Directions: Reprint the whole of the data exactly.

BEGIN

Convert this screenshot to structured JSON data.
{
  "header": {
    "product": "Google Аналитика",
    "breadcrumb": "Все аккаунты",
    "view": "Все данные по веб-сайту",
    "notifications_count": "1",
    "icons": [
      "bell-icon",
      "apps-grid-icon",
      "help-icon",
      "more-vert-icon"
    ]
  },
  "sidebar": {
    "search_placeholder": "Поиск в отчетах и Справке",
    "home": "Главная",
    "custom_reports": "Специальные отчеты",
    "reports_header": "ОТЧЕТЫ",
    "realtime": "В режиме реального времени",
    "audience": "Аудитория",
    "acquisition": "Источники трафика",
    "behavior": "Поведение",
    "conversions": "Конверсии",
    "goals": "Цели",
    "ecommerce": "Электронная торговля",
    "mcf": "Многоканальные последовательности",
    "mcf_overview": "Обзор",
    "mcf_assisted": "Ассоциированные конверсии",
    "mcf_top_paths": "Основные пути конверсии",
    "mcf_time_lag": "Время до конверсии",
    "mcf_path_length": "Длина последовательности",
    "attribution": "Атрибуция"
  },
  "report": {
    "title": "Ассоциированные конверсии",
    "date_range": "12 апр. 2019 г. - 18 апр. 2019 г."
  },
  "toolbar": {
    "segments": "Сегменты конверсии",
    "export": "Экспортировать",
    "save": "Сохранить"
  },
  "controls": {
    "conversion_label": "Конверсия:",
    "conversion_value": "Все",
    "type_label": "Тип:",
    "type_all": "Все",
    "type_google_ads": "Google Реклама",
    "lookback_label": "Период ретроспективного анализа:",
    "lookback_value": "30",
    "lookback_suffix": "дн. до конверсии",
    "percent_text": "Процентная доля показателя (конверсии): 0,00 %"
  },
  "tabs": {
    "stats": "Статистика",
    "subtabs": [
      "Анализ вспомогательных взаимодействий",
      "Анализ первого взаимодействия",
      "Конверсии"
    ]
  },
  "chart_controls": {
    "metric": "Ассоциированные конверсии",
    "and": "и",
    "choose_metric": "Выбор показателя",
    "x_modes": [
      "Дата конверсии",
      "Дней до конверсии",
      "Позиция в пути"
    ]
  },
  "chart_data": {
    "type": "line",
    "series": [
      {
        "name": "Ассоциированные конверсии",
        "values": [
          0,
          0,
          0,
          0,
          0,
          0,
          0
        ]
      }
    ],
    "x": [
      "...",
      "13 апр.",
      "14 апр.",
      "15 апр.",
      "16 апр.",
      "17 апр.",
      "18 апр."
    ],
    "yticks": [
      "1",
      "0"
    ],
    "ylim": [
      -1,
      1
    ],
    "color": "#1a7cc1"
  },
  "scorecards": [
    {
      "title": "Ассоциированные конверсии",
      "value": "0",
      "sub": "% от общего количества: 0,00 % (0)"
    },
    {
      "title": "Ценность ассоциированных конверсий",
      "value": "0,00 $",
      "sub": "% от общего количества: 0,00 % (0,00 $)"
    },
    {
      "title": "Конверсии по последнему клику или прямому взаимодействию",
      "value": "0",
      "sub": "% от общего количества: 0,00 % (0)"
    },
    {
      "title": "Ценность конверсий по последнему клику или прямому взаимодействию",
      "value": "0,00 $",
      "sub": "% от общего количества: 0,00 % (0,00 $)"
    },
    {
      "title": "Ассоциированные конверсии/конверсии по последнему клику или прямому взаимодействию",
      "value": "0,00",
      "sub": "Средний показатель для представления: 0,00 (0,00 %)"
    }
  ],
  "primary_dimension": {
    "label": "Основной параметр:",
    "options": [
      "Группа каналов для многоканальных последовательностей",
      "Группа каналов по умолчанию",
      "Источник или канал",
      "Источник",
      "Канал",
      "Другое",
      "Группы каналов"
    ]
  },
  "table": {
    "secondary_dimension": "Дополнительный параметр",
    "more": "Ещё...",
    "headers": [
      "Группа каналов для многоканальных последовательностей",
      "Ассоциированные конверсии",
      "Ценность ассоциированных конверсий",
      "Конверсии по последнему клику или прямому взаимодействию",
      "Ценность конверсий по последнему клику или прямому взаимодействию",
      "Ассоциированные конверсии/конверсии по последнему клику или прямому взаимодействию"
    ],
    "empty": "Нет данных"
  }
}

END

Output for this task:
Convert this screenshot to structured JSON data.
{
  "header": {
    "product": "Google Аналитика",
    "breadcrumb": "Все аккаунты",
    "view": "Все данные по веб-сайту",
    "notifications_count": "1",
    "icons": [
      "bell-icon",
      "apps-grid-icon",
      "help-icon",
      "more-vert-icon"
    ]
  },
  "sidebar": {
    "search_placeholder": "Поиск в отчетах и Справке",
    "home": "Главная",
    "custom_reports": "Специальные отчеты",
    "reports_header": "ОТЧЕТЫ",
    "realtime": "В режиме реального времени",
    "audience": "Аудитория",
    "acquisition": "Источники трафика",
    "behavior": "Поведение",
    "conversions": "Конверсии",
    "goals": "Цели",
    "ecommerce": "Электронная торговля",
    "mcf": "Многоканальные последовательности",
    "mcf_overview": "Обзор",
    "mcf_assisted": "Ассоциированные конверсии",
    "mcf_top_paths": "Основные пути конверсии",
    "mcf_time_lag": "Время до конверсии",
    "mcf_path_length": "Длина последовательности",
    "attribution": "Атрибуция"
  },
  "report": {
    "title": "Ассоциированные конверсии",
    "date_range": "12 апр. 2019 г. - 18 апр. 2019 г."
  },
  "toolbar": {
    "segments": "Сегменты конверсии",
    "export": "Экспортировать",
    "save": "Сохранить"
  },
  "controls": {
    "conversion_label": "Конверсия:",
    "conversion_value": "Все",
    "type_label": "Тип:",
    "type_all": "Все",
    "type_google_ads": "Google Реклама",
    "lookback_label": "Период ретроспективного анализа:",
    "lookback_value": "30",
    "lookback_suffix": "дн. до конверсии",
    "percent_text": "Процентная доля показателя (конверсии): 0,00 %"
  },
  "tabs": {
    "stats": "Статистика",
    "subtabs": [
      "Анализ вспомогательных взаимодействий",
      "Анализ первого взаимодействия",
      "Конверсии"
    ]
  },
  "chart_controls": {
    "metric": "Ассоциированные конверсии",
    "and": "и",
    "choose_metric": "Выбор показателя",
    "x_modes": [
      "Дата конверсии",
      "Дней до конверсии",
      "Позиция в пути"
    ]
  },
  "chart_data": {
    "type": "line",
    "series": [
      {
        "name": "Ассоциированные конверсии",
        "values": [
          0,
          0,
          0,
          0,
          0,
          0,
          0
        ]
      }
    ],
    "x": [
      "...",
      "13 апр.",
      "14 апр.",
      "15 апр.",
      "16 апр.",
      "17 апр.",
      "18 апр."
    ],
    "yticks": [
      "1",
      "0"
    ],
    "ylim": [
      -1,
      1
    ],
    "color": "#1a7cc1"
  },
  "scorecards": [
    {
      "title": "Ассоциированные конверсии",
      "value": "0",
      "sub": "% от общего количества: 0,00 % (0)"
    },
    {
      "title": "Ценность ассоциированных конверсий",
      "value": "0,00 $",
      "sub": "% от общего количества: 0,00 % (0,00 $)"
    },
    {
      "title": "Конверсии по последнему клику или прямому взаимодействию",
      "value": "0",
      "sub": "% от общего количества: 0,00 % (0)"
    },
    {
      "title": "Ценность конверсий по последнему клику или прямому взаимодействию",
      "value": "0,00 $",
      "sub": "% от общего количества: 0,00 % (0,00 $)"
    },
    {
      "title": "Ассоциированные конверсии/конверсии по последнему клику или прямому взаимодействию",
      "value": "0,00",
      "sub": "Средний показатель для представления: 0,00 (0,00 %)"
    }
  ],
  "primary_dimension": {
    "label": "Основной параметр:",
    "options": [
      "Группа каналов для многоканальных последовательностей",
      "Группа каналов по умолчанию",
      "Источник или канал",
      "Источник",
      "Канал",
      "Другое",
      "Группы каналов"
    ]
  },
  "table": {
    "secondary_dimension": "Дополнительный параметр",
    "more": "Ещё...",
    "headers": [
      "Группа каналов для многоканальных последовательностей",
      "Ассоциированные конверсии",
      "Ценность ассоциированных конверсий",
      "Конверсии по последнему клику или прямому взаимодействию",
      "Ценность конверсий по последнему клику или прямому взаимодействию",
      "Ассоциированные конверсии/конверсии по последнему клику или прямому взаимодействию"
    ],
    "empty": "Нет данных"
  }
}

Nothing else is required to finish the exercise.